Media, TV Rambles

TV Rambles: Seinfeld

Shortly before my exam, we finished watching all nine seasons of Seinfeld. It took us about two months of two to four episodes per night. It’s one of Matt’s favourite shows, while I had never watched one single episode. I had my doubts about it but by the second season, I was already hooked!

The show – which aired for the first time in 1989 – was written by two friends; stand-up comedian Jerry Seinfeld and writer Larry David. Set in New York, it is based on their real-life experiences with friends and acquaintances and revolves around the life of – you guessed it – Jerry Seinfeld. Larry David was turned into George Costanza (played by Jason Alexander), Jerry’s self-loathing, idiotic friend. There are also Elaine Benes (Julia Louis-Dreyfus), Jerry’s confident ex-girlfriend/friend, and Kramer (Michael Richards), Jerry’s goofy, hipster neighbour.

© Castle Rock Entertainment and Sony Pictures

We see these four characters interact with each other and with several other people, both socially and romantically. While each of them has traits that make them appear funny, in reality, there are more negative qualities coming out through their social relationships. You’ll laugh at their experiences, which are often bad, but you’ll never feel real sympathy for them. Over time, the audience learns how selfish, fickle and judgmental they all are. The show’s finale highlights this negativity when a number of minor characters make a comeback and various past instances are replayed in flashbacks, showing the main characters’ bad personality traits. The ending came as a surprise but at the same time, it seemed like the outcome the characters deserved. It is probably the pinnacle of the dark humour that permeated throughout all the nine seasons.

Check This Out: 25 Yada Yada Yada Facts About ‘Seinfeld’(Mental Floss)

Seinfeld has also been called “a show about nothing” but that is just a joke from the show. Jerry said that it’s about the ways he gets his jokes from, that is from his own life experiences. In fact, for most of the seasons, the episodes start and end with Jerry on stage during his stand-up shows, telling jokes – the kind of “Did you ever notice…” and “What’s the deal with…” jokes – related to what is happening during the episode.

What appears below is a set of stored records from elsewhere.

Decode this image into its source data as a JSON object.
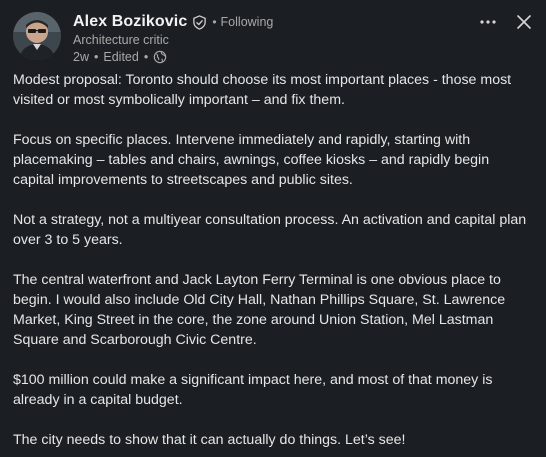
{
  "author": {
    "name": "Alex Bozikovic",
    "relationship": "Following",
    "headline": "Architecture critic",
    "time": "2w",
    "edited": "Edited"
  },
  "icons": {
    "verified": "verified-shield-icon",
    "globe": "globe-icon",
    "more": "more-horizontal-icon",
    "close": "close-icon"
  },
  "post": {
    "paragraphs": [
      "Modest proposal: Toronto should choose its most important places - those most visited or most symbolically important – and fix them.",
      "Focus on specific places. Intervene immediately and rapidly, starting with placemaking – tables and chairs, awnings, coffee kiosks – and rapidly begin capital improvements to streetscapes and public sites.",
      "Not a strategy, not a multiyear consultation process. An activation and capital plan over 3 to 5 years.",
      "The central waterfront and Jack Layton Ferry Terminal is one obvious place to begin. I would also include Old City Hall, Nathan Phillips Square, St. Lawrence Market, King Street in the core, the zone around Union Station, Mel Lastman Square and Scarborough Civic Centre.",
      "$100 million could make a significant impact here, and most of that money is already in a capital budget.",
      "The city needs to show that it can actually do things. Let’s see!"
    ]
  },
  "colors": {
    "background": "#1b1f23",
    "text": "#e6e6e6",
    "muted": "#a8a8a8"
  }
}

Season 4 had probably the most interesting story arc when Jerry and George manage to approach NBC with an idea for a tv show. This is where the “show about nothing” line comes from. It’s the highest form of self-reference. That season’s finale, when their show Jerry is aired for the first time, was kind of surreal, with actors interpreting Seinfeld’s friends. This example of metafiction is probably what made Seinfeld stand out so much from other 90’s shows.

© Castle Rock Entertainment and Sony Pictures

As a late follower of this show, I’ve encountered numerous actors in minor or recurring roles who were unknown at the time but who would become stars of their own tv shows in the future. I was amused to spot Lauren Graham and Scott Patterson (Gilmore Girls), Courtney Cox (Friends), Teri Hatcher and Marcia Cross (Desperate Housewives), Debra Messing (Will & Grace) and Bryan Cranston (Malcolm in the Middle and Breaking Bad).

Check This Out: 25 Future Stars Who Appeared on ‘Seinfeld’ (Mental Floss)

The younger generation who has watched Seinfeld in the present (Hulu recently started streaming all seasons online) is perhaps also unable to get many of the cultural references in the show. Even I did not know that certain people and events mentioned, like the Bubble Boy or the Soup Nazi, existed or happened in real life.

With the main characters being quite liberal and hip, I wonder what they would have looked and acted like if the show was set in the 2010s. Seinfeld originally aired throughout almost all the 90’s so, in a way, the younger viewers can see the progress made in that particular decade. So I wonder how Jerry and his friends would have been like, had they been younger and living in the present. Would they be Internet addicts? Would they own a selfie stick?

Check This Out: 20 ‘Seinfeld’ Cultural References Explained for Younger Viewers (Mental Floss)

The urban sombrero made fashionable in Seinfeld © Castle Rock Entertainment and Sony Pictures

We will not see Jerry, Elaine, Kramer and George together anytime soon but they did make a comeback in recent years, on Larry David’s Curb Your Enthusiasm. That’s got to be one of the next shows to watch!

Love or hate this show? Any other thoughts? Leave a comment on this post or drop me a mail!
Previous Post Next Post

No Comments

Any thoughts you would like to share?

This site uses Akismet to reduce spam. Learn how your comment data is processed.

%d bloggers like this: